The + combinator is used to model modular composition of rewrite rules and strategies with the same name, but in different modules. Multiple definitions with the same name in different modules, are merged into a single definition with that name, where the bodies are composed with +. The following transformation illustrates this:

module A
  f = s1
module B   
  f = s2  
module main
  imports A B
  f = s2 + s1

This transformation is somewhat simplified; the complete transformation needs to take care of local variables and parameters.

While the + combinator is used internally by the compiler for this purpose, programmers are advised not to use this combinator, but rather use the left choice combinator <+ to avoid surprises.

In the past, the + combinator was also used to compose definitions with the same name within a module. This has been replaced by interpreting such compositions with the textual order of the definitions. The following transformation illustrates this:

module A
  f = s1
  f = s2
f = s1 <+ s2


Repeated application of a strategy can be achieved with recursion. There are two styles for doing this; with a recursive definition or using the fixpoint operator rec. A recursive definition is a normal strategy definition with a recursive call in its body.

f(s) = ... f(s) ...

Another way to define recursion is using the fixpoint operator rec x(s), which recurses on applications of x within s. For example, the definition

f(s) = rec x(... x ...)

is equivalent to the one above. The advantage of the rec operator is that it allows the definition of an unnamed strategy expression to be recursive. For example, in the definition

g(s) = foo; rec x(... x ...); bar

the strategy between foo and bar is a recursive strategy that does not recurse to g(s).

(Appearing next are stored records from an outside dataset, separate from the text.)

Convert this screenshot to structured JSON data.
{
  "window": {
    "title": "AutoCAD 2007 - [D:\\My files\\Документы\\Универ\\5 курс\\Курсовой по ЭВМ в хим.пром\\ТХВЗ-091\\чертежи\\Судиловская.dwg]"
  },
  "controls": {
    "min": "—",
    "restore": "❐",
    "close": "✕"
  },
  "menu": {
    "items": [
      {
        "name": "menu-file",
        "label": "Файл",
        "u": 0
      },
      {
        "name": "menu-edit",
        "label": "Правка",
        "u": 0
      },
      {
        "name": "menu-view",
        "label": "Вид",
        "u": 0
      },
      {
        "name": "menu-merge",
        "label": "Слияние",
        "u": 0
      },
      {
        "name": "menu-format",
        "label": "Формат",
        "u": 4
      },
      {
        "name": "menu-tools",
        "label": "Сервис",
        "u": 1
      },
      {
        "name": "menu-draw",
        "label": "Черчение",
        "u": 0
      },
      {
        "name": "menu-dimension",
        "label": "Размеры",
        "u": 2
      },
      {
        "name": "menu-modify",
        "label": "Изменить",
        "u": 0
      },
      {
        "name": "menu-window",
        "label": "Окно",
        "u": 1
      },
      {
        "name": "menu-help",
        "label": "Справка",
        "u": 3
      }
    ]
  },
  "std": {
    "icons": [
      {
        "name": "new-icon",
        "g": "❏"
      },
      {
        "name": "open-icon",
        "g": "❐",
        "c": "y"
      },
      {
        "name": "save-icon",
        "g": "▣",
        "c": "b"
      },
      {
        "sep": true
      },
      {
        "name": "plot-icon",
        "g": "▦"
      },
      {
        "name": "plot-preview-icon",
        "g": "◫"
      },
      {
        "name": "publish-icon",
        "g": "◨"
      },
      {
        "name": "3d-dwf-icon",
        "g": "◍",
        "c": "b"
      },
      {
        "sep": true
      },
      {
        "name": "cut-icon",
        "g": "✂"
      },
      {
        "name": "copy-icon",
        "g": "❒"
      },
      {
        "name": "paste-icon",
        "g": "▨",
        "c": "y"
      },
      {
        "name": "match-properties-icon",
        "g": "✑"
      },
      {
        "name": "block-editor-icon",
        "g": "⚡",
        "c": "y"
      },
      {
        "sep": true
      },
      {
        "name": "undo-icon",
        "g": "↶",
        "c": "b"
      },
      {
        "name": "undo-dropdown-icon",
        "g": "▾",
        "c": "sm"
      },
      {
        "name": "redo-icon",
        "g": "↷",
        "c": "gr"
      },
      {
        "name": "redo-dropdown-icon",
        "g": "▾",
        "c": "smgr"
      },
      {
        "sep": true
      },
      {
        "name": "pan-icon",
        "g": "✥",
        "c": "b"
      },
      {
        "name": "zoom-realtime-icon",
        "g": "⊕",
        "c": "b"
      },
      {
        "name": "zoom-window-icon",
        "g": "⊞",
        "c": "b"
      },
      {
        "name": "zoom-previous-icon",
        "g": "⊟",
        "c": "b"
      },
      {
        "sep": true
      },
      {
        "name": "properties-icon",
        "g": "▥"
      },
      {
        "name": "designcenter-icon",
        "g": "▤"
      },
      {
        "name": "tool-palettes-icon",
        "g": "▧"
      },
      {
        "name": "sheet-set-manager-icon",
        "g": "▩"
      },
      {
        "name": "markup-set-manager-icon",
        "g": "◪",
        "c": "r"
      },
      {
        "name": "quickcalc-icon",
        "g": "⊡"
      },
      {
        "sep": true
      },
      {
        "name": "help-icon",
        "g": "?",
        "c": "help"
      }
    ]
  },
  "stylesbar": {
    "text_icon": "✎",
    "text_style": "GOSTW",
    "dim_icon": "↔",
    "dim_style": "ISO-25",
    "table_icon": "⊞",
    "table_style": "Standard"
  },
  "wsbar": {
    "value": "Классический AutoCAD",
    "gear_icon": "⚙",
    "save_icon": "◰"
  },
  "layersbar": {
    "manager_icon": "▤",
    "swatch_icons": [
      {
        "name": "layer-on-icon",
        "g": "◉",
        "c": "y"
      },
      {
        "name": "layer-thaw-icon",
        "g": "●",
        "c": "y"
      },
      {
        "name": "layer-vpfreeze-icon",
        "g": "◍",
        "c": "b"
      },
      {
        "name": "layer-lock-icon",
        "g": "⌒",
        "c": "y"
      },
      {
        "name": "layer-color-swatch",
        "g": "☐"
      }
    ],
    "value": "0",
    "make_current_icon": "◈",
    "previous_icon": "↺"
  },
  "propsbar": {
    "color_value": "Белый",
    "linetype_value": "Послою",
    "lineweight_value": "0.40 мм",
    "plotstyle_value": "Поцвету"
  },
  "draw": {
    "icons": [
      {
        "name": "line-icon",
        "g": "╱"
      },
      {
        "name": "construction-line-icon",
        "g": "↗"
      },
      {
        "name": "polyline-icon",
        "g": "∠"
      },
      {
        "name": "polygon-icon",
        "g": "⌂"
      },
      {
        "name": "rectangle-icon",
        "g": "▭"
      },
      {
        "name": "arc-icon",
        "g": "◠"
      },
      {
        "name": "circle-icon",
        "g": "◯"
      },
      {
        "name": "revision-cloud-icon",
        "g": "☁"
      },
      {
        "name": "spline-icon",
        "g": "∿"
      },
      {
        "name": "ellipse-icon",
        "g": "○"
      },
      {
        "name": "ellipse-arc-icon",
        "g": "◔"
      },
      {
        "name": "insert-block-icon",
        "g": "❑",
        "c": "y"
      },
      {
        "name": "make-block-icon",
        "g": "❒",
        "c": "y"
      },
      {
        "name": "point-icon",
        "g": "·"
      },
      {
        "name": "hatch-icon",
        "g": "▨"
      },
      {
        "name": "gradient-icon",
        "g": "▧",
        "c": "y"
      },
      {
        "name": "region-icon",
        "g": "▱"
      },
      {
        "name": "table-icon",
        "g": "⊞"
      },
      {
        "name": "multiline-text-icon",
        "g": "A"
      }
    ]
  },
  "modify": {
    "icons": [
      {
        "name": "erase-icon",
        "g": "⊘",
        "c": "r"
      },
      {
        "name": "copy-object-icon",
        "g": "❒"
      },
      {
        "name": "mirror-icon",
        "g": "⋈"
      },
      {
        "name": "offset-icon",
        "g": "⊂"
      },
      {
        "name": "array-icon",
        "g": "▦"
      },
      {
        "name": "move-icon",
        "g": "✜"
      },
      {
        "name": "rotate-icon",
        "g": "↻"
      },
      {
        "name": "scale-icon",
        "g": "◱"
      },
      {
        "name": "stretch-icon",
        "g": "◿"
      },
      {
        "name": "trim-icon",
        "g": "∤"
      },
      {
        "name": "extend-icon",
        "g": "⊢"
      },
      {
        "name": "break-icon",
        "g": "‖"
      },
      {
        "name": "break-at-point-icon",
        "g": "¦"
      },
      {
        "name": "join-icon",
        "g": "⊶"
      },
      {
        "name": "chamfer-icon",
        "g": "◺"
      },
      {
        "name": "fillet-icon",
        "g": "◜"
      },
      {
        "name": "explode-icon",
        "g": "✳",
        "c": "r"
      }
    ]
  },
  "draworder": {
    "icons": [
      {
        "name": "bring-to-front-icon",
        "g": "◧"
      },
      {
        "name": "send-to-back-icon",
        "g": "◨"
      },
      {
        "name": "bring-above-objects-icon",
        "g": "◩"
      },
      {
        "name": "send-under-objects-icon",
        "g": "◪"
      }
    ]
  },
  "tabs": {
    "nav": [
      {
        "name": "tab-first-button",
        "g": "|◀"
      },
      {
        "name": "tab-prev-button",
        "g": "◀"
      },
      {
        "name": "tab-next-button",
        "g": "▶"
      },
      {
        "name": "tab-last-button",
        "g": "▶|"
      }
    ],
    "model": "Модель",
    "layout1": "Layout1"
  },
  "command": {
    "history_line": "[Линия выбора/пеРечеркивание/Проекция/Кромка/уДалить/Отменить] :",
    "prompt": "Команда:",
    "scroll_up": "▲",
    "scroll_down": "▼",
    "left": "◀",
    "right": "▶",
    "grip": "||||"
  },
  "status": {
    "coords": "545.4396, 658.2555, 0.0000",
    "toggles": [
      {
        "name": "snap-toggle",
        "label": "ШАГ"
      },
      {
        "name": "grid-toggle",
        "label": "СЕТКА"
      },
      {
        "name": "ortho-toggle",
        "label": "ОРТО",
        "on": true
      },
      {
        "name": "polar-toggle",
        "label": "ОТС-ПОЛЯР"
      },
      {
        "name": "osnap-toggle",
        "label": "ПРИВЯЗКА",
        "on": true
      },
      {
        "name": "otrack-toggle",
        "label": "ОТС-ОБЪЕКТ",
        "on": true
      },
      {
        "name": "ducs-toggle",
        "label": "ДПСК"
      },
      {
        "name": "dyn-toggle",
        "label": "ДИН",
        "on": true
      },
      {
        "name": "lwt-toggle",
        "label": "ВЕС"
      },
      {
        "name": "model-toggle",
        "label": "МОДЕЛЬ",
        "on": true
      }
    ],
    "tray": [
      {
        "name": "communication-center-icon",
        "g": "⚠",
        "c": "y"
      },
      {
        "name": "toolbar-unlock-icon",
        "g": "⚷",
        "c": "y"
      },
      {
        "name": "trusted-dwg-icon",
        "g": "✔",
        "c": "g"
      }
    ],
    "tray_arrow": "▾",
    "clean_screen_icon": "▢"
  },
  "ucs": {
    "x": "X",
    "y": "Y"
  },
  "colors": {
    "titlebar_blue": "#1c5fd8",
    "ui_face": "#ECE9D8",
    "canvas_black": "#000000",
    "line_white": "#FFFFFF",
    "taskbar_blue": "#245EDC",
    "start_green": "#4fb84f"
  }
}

Originally, the rec operator was the only way to define recursive strategies. It is still in the language in the first place because it is widely used in many existing programs, and in the second place because it can be a concise expression of a recursive strategy, since call parameters are not included in the call. Furthermore, all free variables remain in scope.

The repeat strategy applies a transformation s until it fails. It is defined as a recursive definition using try as follows:

try(s)    = s <+ id
repeat(s) = try(s; repeat(s))

An equivalent definition using rec is:

repeat(s) = rec x(try(s; x))

A Library of Iteration Strategies.

Using sequential composition, choice, and recursion a large variety of iteration strategies can be defined. The following definitions are part of the Stratego Library (in module strategy/iteration).

repeat(s) =
  rec x(try(s; x))

repeat(s, c) =
  (s; repeat(s, c)) <+ c

repeat1(s, c) =
  s; (repeat1(s, c) <+ c)

repeat1(s) =
  repeat1(s, id)

repeat-until(s, c) =
  s; if c then id else repeat-until(s, c) end

while(c, s) =
  if c then s; while(c, s) end

do-while(s, c) =
  s; if c then do-while(s, c) end


  1. Eelco Visser, Zine-El-Abidine Benaissa, and Andrew P. Tolmach. Building program optimizers with rewriting strategies. In Matthias Felleisen, Paul Hudak, and Christian Queinnec, editors, Proceedings of the third ACM SIGPLAN international conference on Functional programming, 13–26. Baltimore, Maryland, United States, 1998. ACM. URL:, doi:10.1145/289423.289425

  2. Eelco Visser and Zine-El-Abidine Benaissa. A core language for rewriting. Electronic Notes in Theoretical Computer Science, 15:422–441, 1998. URL:, doi:10.1016/S1571-0661(05)80027-1

Last update: May 31, 2024
Created: May 31, 2024